Antisemitism is not only about defaming and attacking the Jewish community; it’s a symptom of a larger issue. Those that hold ideologies of hatred against the Jewish people also hold dangerous ideologies that are harmful to other marginalized people and communities.
ADL recorded 2,107 antisemitic incidents in the U.S. in 2019, the highest number recorded since tracking began in 1979. This is a 12% increase from incidents reported in 2018. The Audit of Antisemitic Incidents accounts for assaults, vandalism and harassment, but we know that there are many unreported incidents of antisemitism, from jokes to microaggressions to internet posts that normalize antisemitic rhetoric and ideologies. The annual audit of report incidents compiles data on assaults, vandalism and harassment. In 2019, ADL recorded events in every contiguous U.S. state, including the District of Columbia. The findings include 411 incidents in K-12 schools.

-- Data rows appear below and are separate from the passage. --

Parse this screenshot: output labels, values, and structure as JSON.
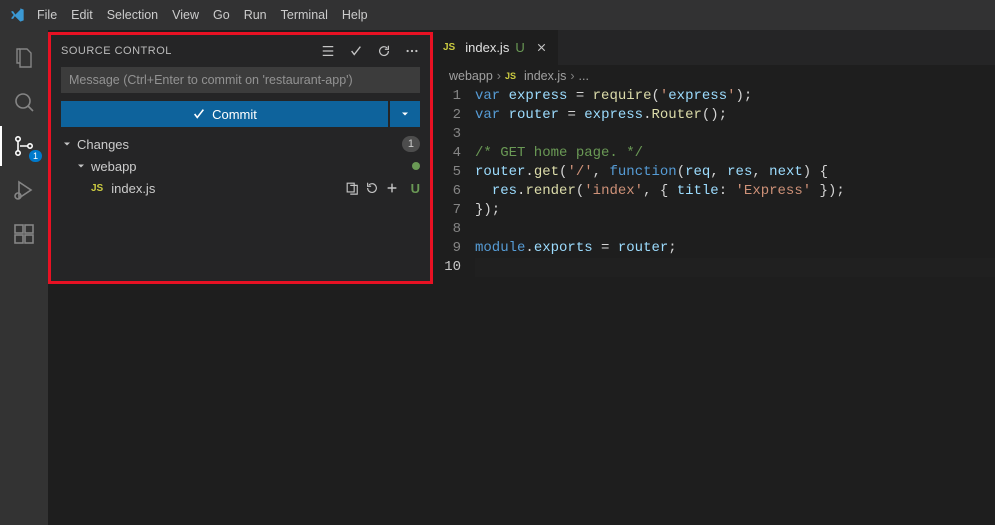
{
  "menubar": {
    "items": [
      "File",
      "Edit",
      "Selection",
      "View",
      "Go",
      "Run",
      "Terminal",
      "Help"
    ]
  },
  "activitybar": {
    "scm_badge": "1"
  },
  "scm": {
    "title": "SOURCE CONTROL",
    "input_placeholder": "Message (Ctrl+Enter to commit on 'restaurant-app')",
    "commit_label": "Commit",
    "tree": {
      "changes_label": "Changes",
      "changes_count": "1",
      "folder": "webapp",
      "file": {
        "icon_text": "JS",
        "name": "index.js",
        "status": "U"
      }
    }
  },
  "editor": {
    "tab": {
      "icon_text": "JS",
      "name": "index.js",
      "status": "U"
    },
    "breadcrumbs": {
      "p1": "webapp",
      "p2_icon": "JS",
      "p2": "index.js",
      "p3": "..."
    },
    "line_numbers": [
      "1",
      "2",
      "3",
      "4",
      "5",
      "6",
      "7",
      "8",
      "9",
      "10"
    ],
    "code_plain": [
      "var express = require('express');",
      "var router = express.Router();",
      "",
      "/* GET home page. */",
      "router.get('/', function(req, res, next) {",
      "  res.render('index', { title: 'Express' });",
      "});",
      "",
      "module.exports = router;",
      ""
    ]
  }
}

In order to better understand and unpack ADL’s audit on antisemitism, these discussion guides provide a way to initiate conversation about how antisemitism impacts both the Jewish community and the United States at large, and what we can do about it. These resources are intended to enable you to initiate conversations with your peers, colleagues, family and community about antisemitism and other forms of hate.